In regards to these kinds of practices — the Whitney Houston hologram, in particular — journalist Simon Reynolds put it succinctly, "On an ethical and economic level, I would liken it to a form of 'ghost slavery'."
Of course, in the case of Anthony Bourdain's deepfaked voice, fans can take some comfort in the fact that the AI voice was made to read words Bourdain had actually written in life. Then again, almost more disconcerting than Neville's use of the AI voice is his use of the material it was made to read: a personal email that we have no reason to believe Bourdain ever intended to be read by anyone but the recipient.
It all raises the questions: What autonomy should artists and beloved cultural figures have over their legacy after they pass?
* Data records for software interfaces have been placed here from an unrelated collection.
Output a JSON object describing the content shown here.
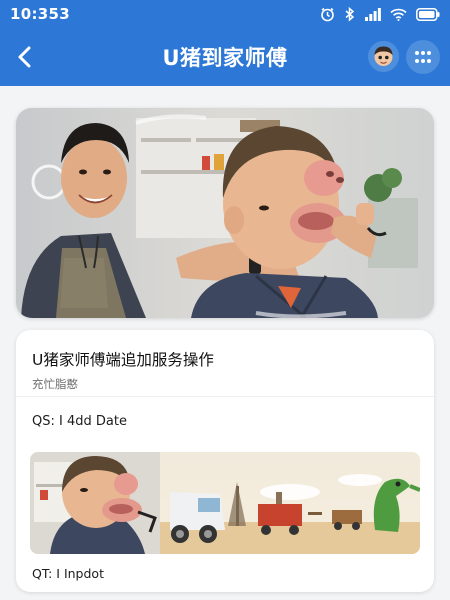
{
  "status_bar": {
    "time": "10:353",
    "icons": [
      "alarm-icon",
      "bluetooth-icon",
      "signal-icon",
      "wifi-icon",
      "battery-icon"
    ]
  },
  "app_bar": {
    "back_icon": "chevron-left-icon",
    "title": "U猪到家师傅",
    "avatar_icon": "avatar-icon",
    "menu_icon": "grid-dots-icon"
  },
  "hero": {
    "description": "photo"
  },
  "service_card": {
    "title": "U猪家师傅端追加服务操作",
    "subtitle": "充忙脂憨",
    "qs_line": "QS: I 4dd Date",
    "qt_line": "QT: I Inpdot"
  },
  "colors": {
    "primary": "#2d78d6",
    "background": "#f3f4f6",
    "card": "#ffffff"
  }
}
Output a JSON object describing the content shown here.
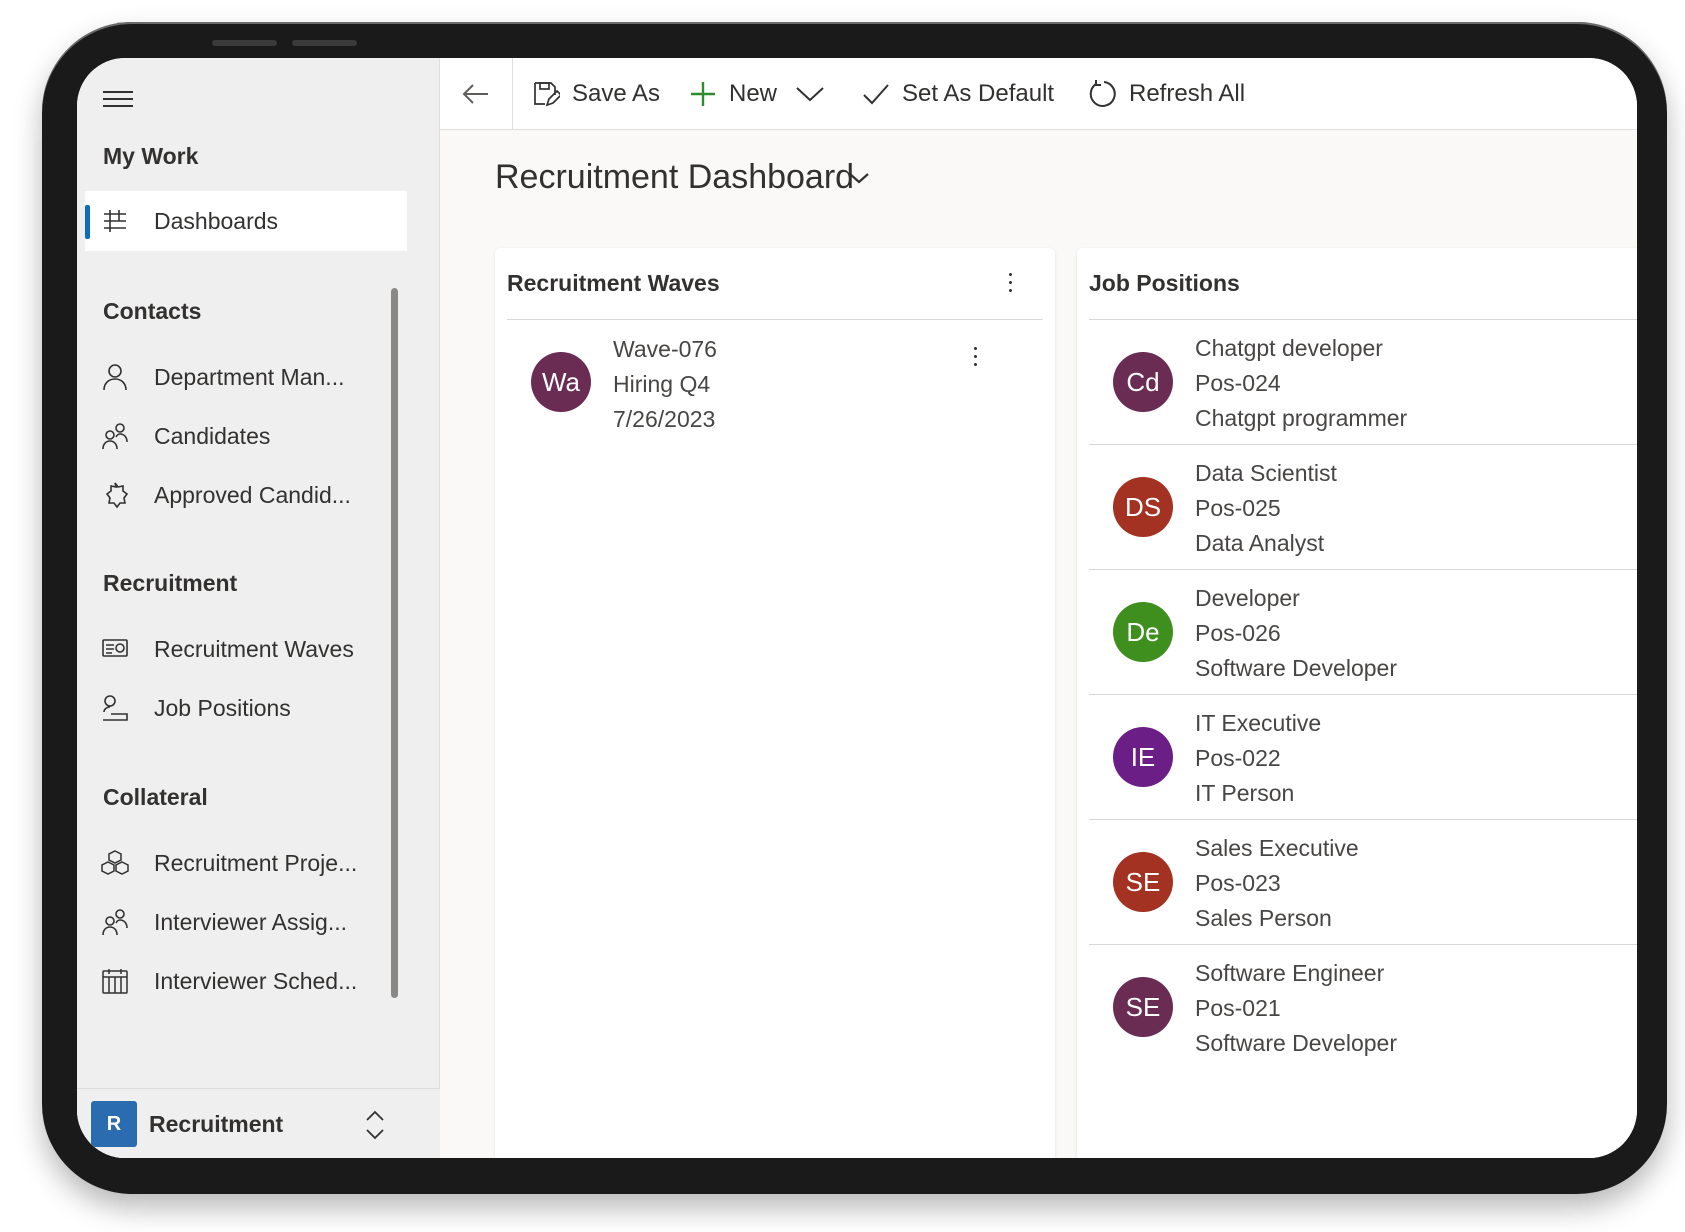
{
  "toolbar": {
    "back_icon": "arrow-left-icon",
    "save_as_label": "Save As",
    "new_label": "New",
    "set_default_label": "Set As Default",
    "refresh_label": "Refresh All"
  },
  "sidebar": {
    "groups": [
      {
        "title": "My Work",
        "items": [
          {
            "label": "Dashboards",
            "icon": "dashboard-icon",
            "active": true
          }
        ]
      },
      {
        "title": "Contacts",
        "items": [
          {
            "label": "Department Man...",
            "icon": "person-icon"
          },
          {
            "label": "Candidates",
            "icon": "people-icon"
          },
          {
            "label": "Approved Candid...",
            "icon": "badge-icon"
          }
        ]
      },
      {
        "title": "Recruitment",
        "items": [
          {
            "label": "Recruitment Waves",
            "icon": "waves-icon"
          },
          {
            "label": "Job Positions",
            "icon": "position-icon"
          }
        ]
      },
      {
        "title": "Collateral",
        "items": [
          {
            "label": "Recruitment Proje...",
            "icon": "cubes-icon"
          },
          {
            "label": "Interviewer Assig...",
            "icon": "people-icon"
          },
          {
            "label": "Interviewer Sched...",
            "icon": "calendar-icon"
          }
        ]
      }
    ],
    "area": {
      "badge": "R",
      "label": "Recruitment"
    }
  },
  "main": {
    "title": "Recruitment Dashboard",
    "waves_card": {
      "title": "Recruitment Waves",
      "records": [
        {
          "initials": "Wa",
          "color": "#6b2c54",
          "lines": [
            "Wave-076",
            "Hiring Q4",
            "7/26/2023"
          ]
        }
      ]
    },
    "jobs_card": {
      "title": "Job Positions",
      "records": [
        {
          "initials": "Cd",
          "color": "#6b2c54",
          "lines": [
            "Chatgpt developer",
            "Pos-024",
            "Chatgpt programmer"
          ]
        },
        {
          "initials": "DS",
          "color": "#a33222",
          "lines": [
            "Data Scientist",
            "Pos-025",
            "Data Analyst"
          ]
        },
        {
          "initials": "De",
          "color": "#3f8f1f",
          "lines": [
            "Developer",
            "Pos-026",
            "Software Developer"
          ]
        },
        {
          "initials": "IE",
          "color": "#6b1f86",
          "lines": [
            "IT Executive",
            "Pos-022",
            "IT Person"
          ]
        },
        {
          "initials": "SE",
          "color": "#a33222",
          "lines": [
            "Sales Executive",
            "Pos-023",
            "Sales Person"
          ]
        },
        {
          "initials": "SE",
          "color": "#6b2c54",
          "lines": [
            "Software Engineer",
            "Pos-021",
            "Software Developer"
          ]
        }
      ]
    }
  }
}
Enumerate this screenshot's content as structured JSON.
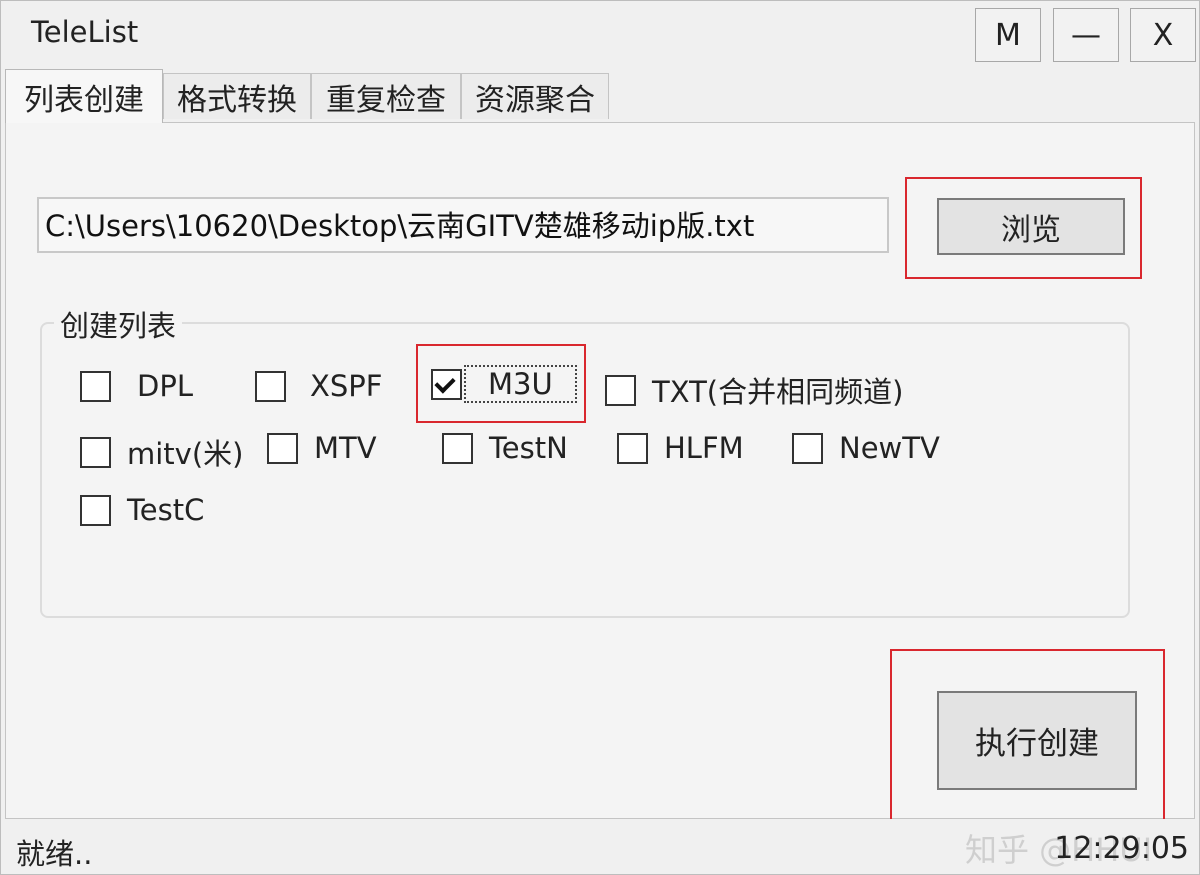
{
  "window": {
    "title": "TeleList"
  },
  "controls": {
    "maximize": "M",
    "minimize": "—",
    "close": "X"
  },
  "tabs": [
    "列表创建",
    "格式转换",
    "重复检查",
    "资源聚合"
  ],
  "path": {
    "value": "C:\\Users\\10620\\Desktop\\云南GITV楚雄移动ip版.txt"
  },
  "browse_label": "浏览",
  "group": {
    "label": "创建列表",
    "options": [
      {
        "label": "DPL",
        "checked": false
      },
      {
        "label": "XSPF",
        "checked": false
      },
      {
        "label": "M3U",
        "checked": true
      },
      {
        "label": "TXT(合并相同频道)",
        "checked": false
      },
      {
        "label": "mitv(米)",
        "checked": false
      },
      {
        "label": "MTV",
        "checked": false
      },
      {
        "label": "TestN",
        "checked": false
      },
      {
        "label": "HLFM",
        "checked": false
      },
      {
        "label": "NewTV",
        "checked": false
      },
      {
        "label": "TestC",
        "checked": false
      }
    ]
  },
  "execute_label": "执行创建",
  "status": {
    "text": "就绪..",
    "time": "12:29:05",
    "watermark": "知乎 @HHUI"
  },
  "colors": {
    "highlight": "#d9272e"
  }
}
How much of them belongs to us, and how much do they get to keep private and untouched?
While the morality of these digital resurrections remains firmly in a grey area, one can't help but feel pangs of renewed grief for someone who would have surely been a lively participant in this discussion of cinematic ethics — Bourdain himself. Bourdain was a documentary maker, of course, but he was also a storyteller who understood that sometimes a complex narrative has to be crafted rather than simply told.
When asked about his show Parts Unknown in a 2013 interview, Bourdain said, "We try to get the audience to a particular place. Our shows are very subjective, with no attempt of being fair."
So maybe Bourdain would have been cool with the AI recreation of his voice; maybe he would have recognized that the directorial decision served the film and ultimately given it his blessing. Or maybe he would have seen it as the complete antithesis of the genuine connections he strived to cultivate in his life and work. While there's no way to know, what seems to honor him best is continued discourse that freely questions art's authenticity and integrity in this glitchy modernity.